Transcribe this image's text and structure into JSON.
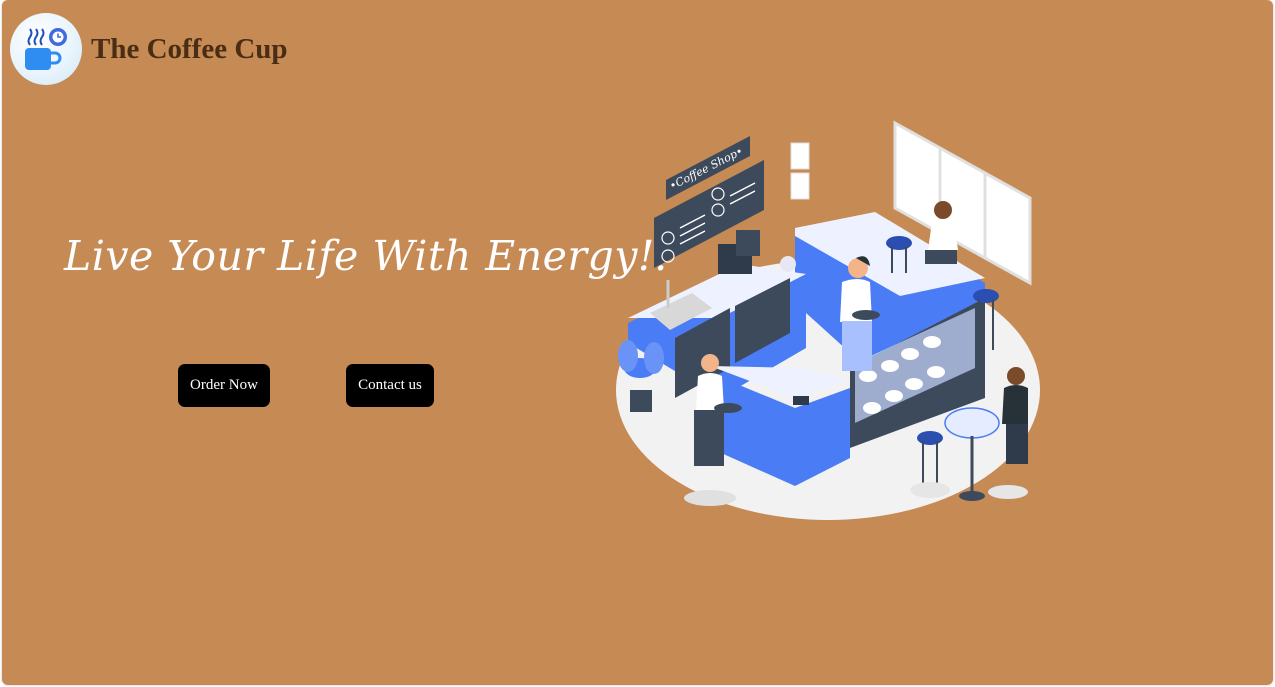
{
  "header": {
    "brand": "The Coffee Cup",
    "logo_icon": "coffee-cup-icon"
  },
  "hero": {
    "tagline": "Live Your Life With Energy!!",
    "order_button": "Order Now",
    "contact_button": "Contact us"
  },
  "illustration": {
    "sign_text": "•Coffee Shop•"
  },
  "colors": {
    "background": "#c68a55",
    "brand_text": "#4a2e14",
    "button": "#000000",
    "accent_blue": "#4a7cf5"
  }
}
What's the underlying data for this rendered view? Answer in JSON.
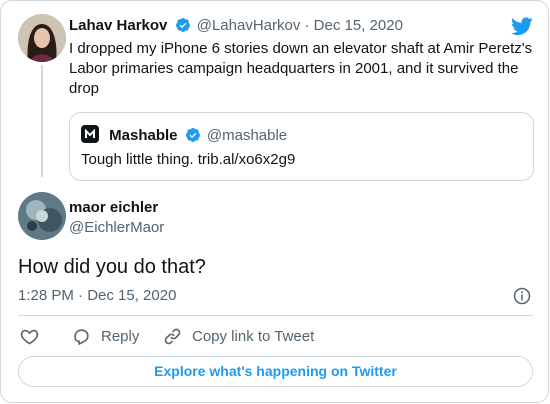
{
  "original": {
    "author_name": "Lahav Harkov",
    "author_handle": "@LahavHarkov",
    "date": "· Dec 15, 2020",
    "text": "I dropped my iPhone 6 stories down an elevator shaft at Amir Peretz's Labor primaries campaign headquarters in 2001, and it survived the drop"
  },
  "quoted": {
    "author_name": "Mashable",
    "author_handle": "@mashable",
    "text": "Tough little thing. trib.al/xo6x2g9"
  },
  "reply": {
    "author_name": "maor eichler",
    "author_handle": "@EichlerMaor",
    "text": "How did you do that?",
    "timestamp": "1:28 PM · Dec 15, 2020"
  },
  "actions": {
    "reply_label": "Reply",
    "copy_link_label": "Copy link to Tweet"
  },
  "explore_label": "Explore what's happening on Twitter",
  "colors": {
    "accent": "#1d9bf0",
    "text": "#0f1419",
    "muted": "#536471",
    "border": "#cfd9de"
  },
  "icons": [
    "twitter-bird-icon",
    "verified-badge-icon",
    "info-icon",
    "heart-icon",
    "reply-icon",
    "link-icon"
  ]
}
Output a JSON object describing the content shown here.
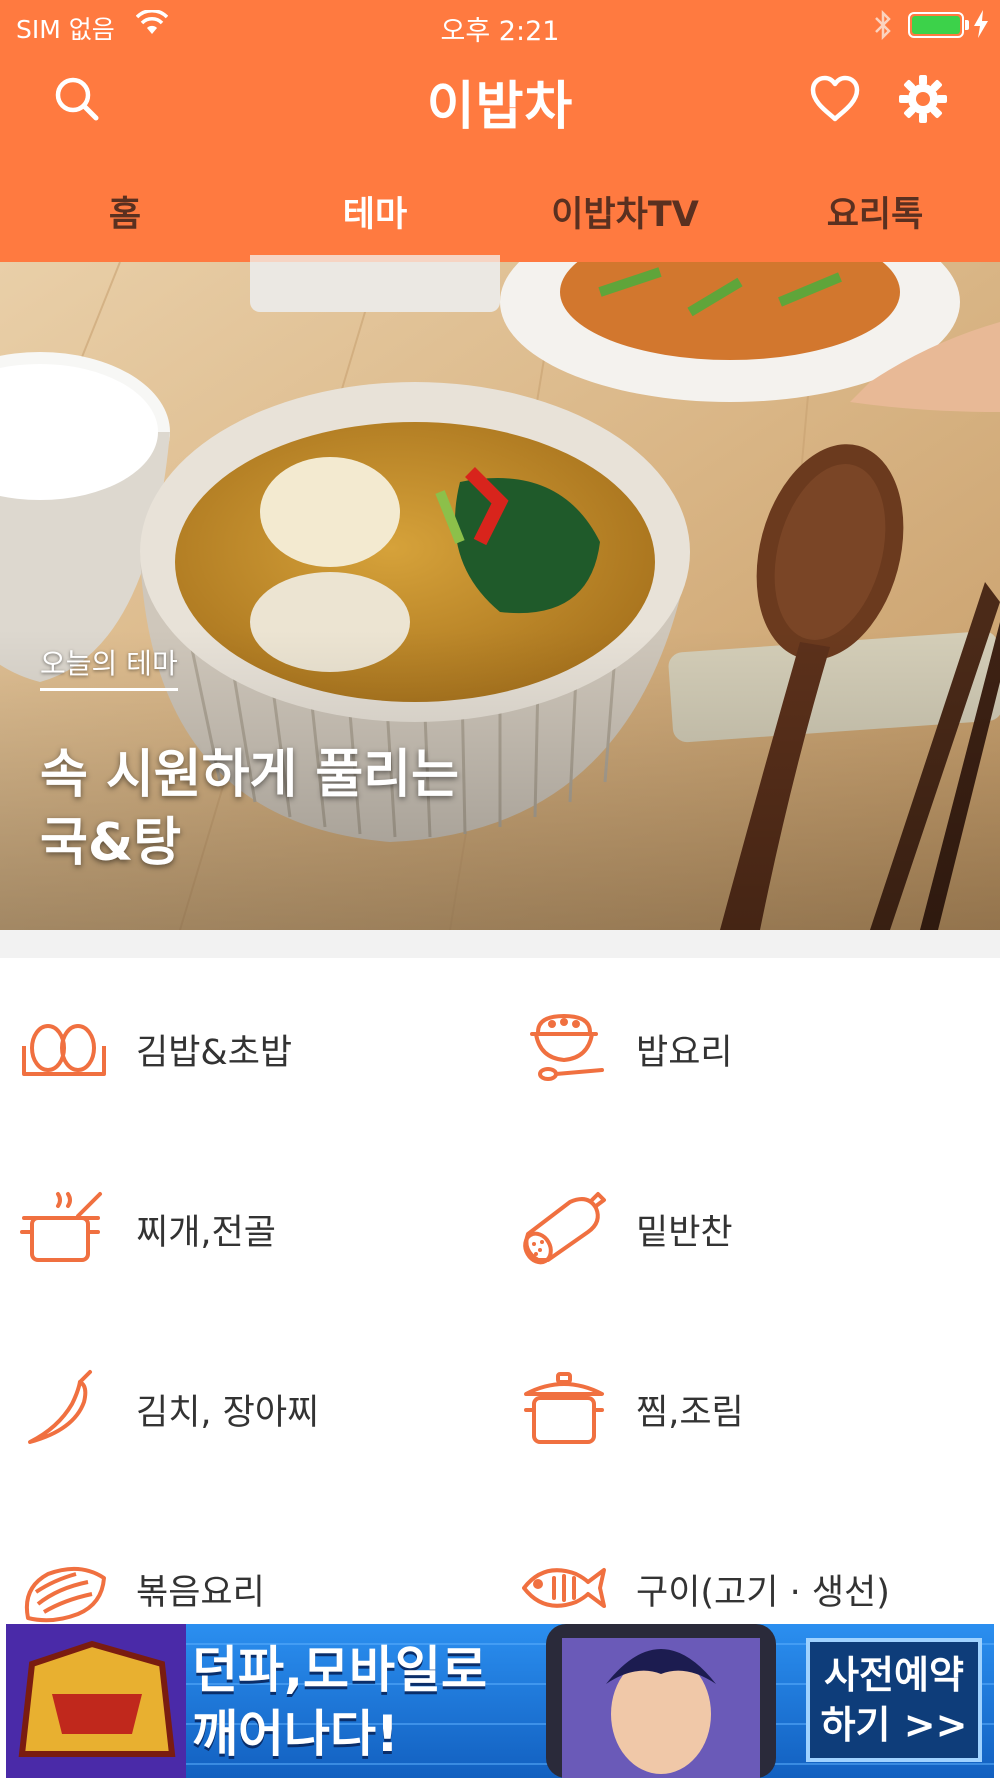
{
  "status_bar": {
    "carrier": "SIM 없음",
    "time": "오후 2:21"
  },
  "header": {
    "logo": "이밥차",
    "icons": [
      "search-icon",
      "heart-icon",
      "gear-icon"
    ],
    "colors": {
      "background": "#ff7a40",
      "active_tab_underline": "#f6d4c3",
      "icon_orange": "#f07040"
    }
  },
  "tabs": [
    {
      "label": "홈",
      "active": false
    },
    {
      "label": "테마",
      "active": true
    },
    {
      "label": "이밥차TV",
      "active": false
    },
    {
      "label": "요리톡",
      "active": false
    }
  ],
  "hero": {
    "subtitle": "오늘의 테마",
    "title": "속 시원하게 풀리는\n국&탕"
  },
  "categories": [
    {
      "label": "김밥&초밥",
      "icon": "gimbap-icon"
    },
    {
      "label": "밥요리",
      "icon": "rice-bowl-icon"
    },
    {
      "label": "찌개,전골",
      "icon": "stew-pot-icon"
    },
    {
      "label": "밑반찬",
      "icon": "sausage-icon"
    },
    {
      "label": "김치, 장아찌",
      "icon": "chili-pepper-icon"
    },
    {
      "label": "찜,조림",
      "icon": "steam-pot-icon"
    },
    {
      "label": "볶음요리",
      "icon": "salmon-icon"
    },
    {
      "label": "구이(고기 · 생선)",
      "icon": "fish-icon"
    }
  ],
  "ad": {
    "headline": "던파,모바일로\n깨어나다!",
    "cta": "사전예약\n하기 >>"
  }
}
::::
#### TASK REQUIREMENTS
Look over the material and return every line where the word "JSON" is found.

#### EXERCISE ANSWER
Transcribe this image's text and structure into JSON.
What's the underlying data for this rendered view? Answer in JSON.
Output a JSON object describing the content shown here.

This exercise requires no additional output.